■ **WHAT THE TASK REQUIRES**
The copy you produce must repeat each record exactly and contain no pictures.

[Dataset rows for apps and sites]
++++++++++
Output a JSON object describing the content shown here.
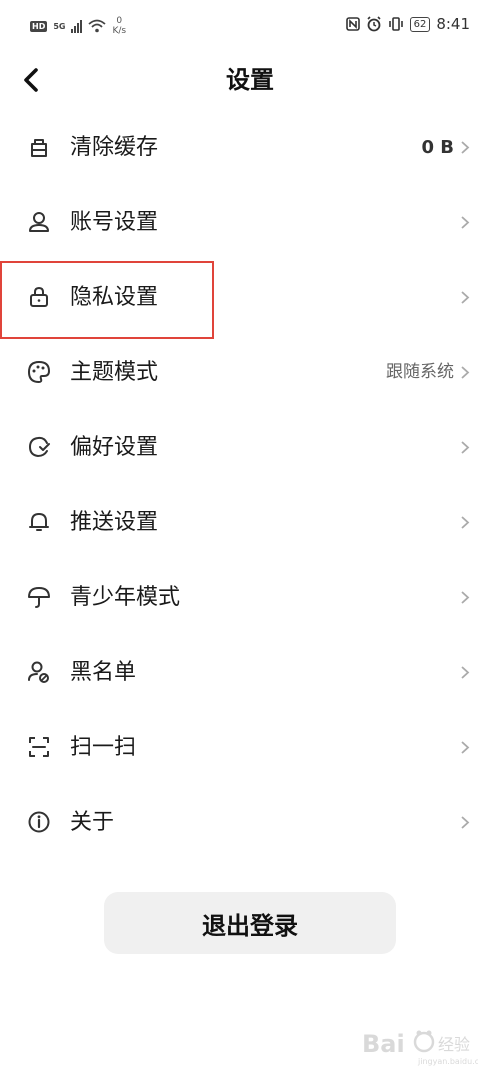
{
  "status_bar": {
    "hd": "HD",
    "net_type": "5G",
    "net_speed": "0",
    "net_unit": "K/s",
    "battery": "62",
    "time": "8:41",
    "icons": [
      "nfc-icon",
      "alarm-icon",
      "vibrate-icon"
    ]
  },
  "header": {
    "title": "设置",
    "back_icon": "back-arrow-icon"
  },
  "settings": [
    {
      "label": "清除缓存",
      "value": "0 B",
      "icon": "broom-icon"
    },
    {
      "label": "账号设置",
      "value": "",
      "icon": "user-icon"
    },
    {
      "label": "隐私设置",
      "value": "",
      "icon": "lock-icon"
    },
    {
      "label": "主题模式",
      "value": "跟随系统",
      "icon": "palette-icon"
    },
    {
      "label": "偏好设置",
      "value": "",
      "icon": "preference-icon"
    },
    {
      "label": "推送设置",
      "value": "",
      "icon": "bell-icon"
    },
    {
      "label": "青少年模式",
      "value": "",
      "icon": "umbrella-icon"
    },
    {
      "label": "黑名单",
      "value": "",
      "icon": "user-block-icon"
    },
    {
      "label": "扫一扫",
      "value": "",
      "icon": "scan-icon"
    },
    {
      "label": "关于",
      "value": "",
      "icon": "info-icon"
    }
  ],
  "logout_label": "退出登录",
  "colors": {
    "highlight": "#e0443a",
    "button_bg": "#f0f0f0"
  }
}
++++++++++
■ **RESPONSE AREA**
Output a JSON object describing the content shown here.
{
  "status_bar": {
    "hd": "HD",
    "net_type": "5G",
    "net_speed": "0",
    "net_unit": "K/s",
    "battery": "62",
    "time": "8:41",
    "icons": [
      "nfc-icon",
      "alarm-icon",
      "vibrate-icon"
    ]
  },
  "header": {
    "title": "设置",
    "back_icon": "back-arrow-icon"
  },
  "settings": [
    {
      "label": "清除缓存",
      "value": "0 B",
      "icon": "broom-icon"
    },
    {
      "label": "账号设置",
      "value": "",
      "icon": "user-icon"
    },
    {
      "label": "隐私设置",
      "value": "",
      "icon": "lock-icon"
    },
    {
      "label": "主题模式",
      "value": "跟随系统",
      "icon": "palette-icon"
    },
    {
      "label": "偏好设置",
      "value": "",
      "icon": "preference-icon"
    },
    {
      "label": "推送设置",
      "value": "",
      "icon": "bell-icon"
    },
    {
      "label": "青少年模式",
      "value": "",
      "icon": "umbrella-icon"
    },
    {
      "label": "黑名单",
      "value": "",
      "icon": "user-block-icon"
    },
    {
      "label": "扫一扫",
      "value": "",
      "icon": "scan-icon"
    },
    {
      "label": "关于",
      "value": "",
      "icon": "info-icon"
    }
  ],
  "logout_label": "退出登录",
  "colors": {
    "highlight": "#e0443a",
    "button_bg": "#f0f0f0"
  }
}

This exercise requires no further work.